Provided records Start Marker
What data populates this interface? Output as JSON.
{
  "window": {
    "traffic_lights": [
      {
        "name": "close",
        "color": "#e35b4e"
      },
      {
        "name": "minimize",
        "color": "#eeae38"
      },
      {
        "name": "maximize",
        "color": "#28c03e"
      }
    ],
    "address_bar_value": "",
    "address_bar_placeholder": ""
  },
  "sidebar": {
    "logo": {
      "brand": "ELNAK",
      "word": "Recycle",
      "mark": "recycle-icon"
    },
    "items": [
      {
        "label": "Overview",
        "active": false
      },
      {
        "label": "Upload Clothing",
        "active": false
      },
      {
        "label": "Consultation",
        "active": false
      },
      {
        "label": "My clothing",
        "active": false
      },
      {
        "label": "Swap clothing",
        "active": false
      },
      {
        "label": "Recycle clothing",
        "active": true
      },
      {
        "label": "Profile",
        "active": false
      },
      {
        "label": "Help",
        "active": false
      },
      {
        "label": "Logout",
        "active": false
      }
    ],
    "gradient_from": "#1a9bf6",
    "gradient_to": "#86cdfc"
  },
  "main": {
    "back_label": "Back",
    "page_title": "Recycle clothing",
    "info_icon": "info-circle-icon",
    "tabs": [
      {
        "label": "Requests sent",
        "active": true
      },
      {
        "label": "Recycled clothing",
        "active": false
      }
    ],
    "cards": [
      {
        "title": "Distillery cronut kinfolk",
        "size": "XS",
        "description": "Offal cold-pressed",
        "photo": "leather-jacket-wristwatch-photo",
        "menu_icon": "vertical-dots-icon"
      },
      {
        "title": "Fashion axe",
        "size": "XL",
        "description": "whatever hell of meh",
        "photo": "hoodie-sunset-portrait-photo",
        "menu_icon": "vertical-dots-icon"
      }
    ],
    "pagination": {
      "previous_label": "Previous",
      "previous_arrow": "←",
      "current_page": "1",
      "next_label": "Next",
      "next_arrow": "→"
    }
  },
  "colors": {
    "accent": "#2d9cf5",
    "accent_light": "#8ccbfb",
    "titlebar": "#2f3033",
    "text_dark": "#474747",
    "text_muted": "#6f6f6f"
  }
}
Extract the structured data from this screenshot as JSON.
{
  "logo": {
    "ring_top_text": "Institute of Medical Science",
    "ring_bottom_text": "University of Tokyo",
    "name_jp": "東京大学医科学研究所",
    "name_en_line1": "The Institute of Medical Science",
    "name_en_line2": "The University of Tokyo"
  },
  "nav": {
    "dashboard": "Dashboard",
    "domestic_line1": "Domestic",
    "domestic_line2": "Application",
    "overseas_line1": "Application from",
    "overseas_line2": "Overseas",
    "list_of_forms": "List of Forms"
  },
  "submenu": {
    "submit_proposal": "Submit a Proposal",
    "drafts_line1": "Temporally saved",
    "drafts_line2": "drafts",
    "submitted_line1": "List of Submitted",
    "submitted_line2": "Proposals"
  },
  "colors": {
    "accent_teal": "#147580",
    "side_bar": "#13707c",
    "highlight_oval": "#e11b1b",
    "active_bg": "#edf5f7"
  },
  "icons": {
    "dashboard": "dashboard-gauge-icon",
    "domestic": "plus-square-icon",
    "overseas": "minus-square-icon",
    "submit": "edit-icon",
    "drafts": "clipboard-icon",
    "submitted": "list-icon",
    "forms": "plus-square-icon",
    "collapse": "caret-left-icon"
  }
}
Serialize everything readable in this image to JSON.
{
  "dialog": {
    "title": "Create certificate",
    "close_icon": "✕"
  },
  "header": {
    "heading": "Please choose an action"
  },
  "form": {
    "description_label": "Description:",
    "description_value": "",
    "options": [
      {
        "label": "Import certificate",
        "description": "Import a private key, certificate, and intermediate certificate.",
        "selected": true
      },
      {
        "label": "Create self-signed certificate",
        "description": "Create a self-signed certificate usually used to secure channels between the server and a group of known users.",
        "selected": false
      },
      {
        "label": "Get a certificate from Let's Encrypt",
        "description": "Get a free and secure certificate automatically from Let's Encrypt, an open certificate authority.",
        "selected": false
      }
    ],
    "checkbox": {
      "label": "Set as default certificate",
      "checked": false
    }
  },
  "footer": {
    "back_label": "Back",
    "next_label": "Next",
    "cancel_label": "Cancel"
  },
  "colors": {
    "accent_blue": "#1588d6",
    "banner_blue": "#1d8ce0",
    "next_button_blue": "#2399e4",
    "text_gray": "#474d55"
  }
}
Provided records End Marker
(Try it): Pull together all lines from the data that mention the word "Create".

(Exercise response):
    "title": "Create certificate",
        "label": "Create self-signed certificate",
        "description": "Create a self-signed certificate usually used to secure channels between the server and a group of known users.",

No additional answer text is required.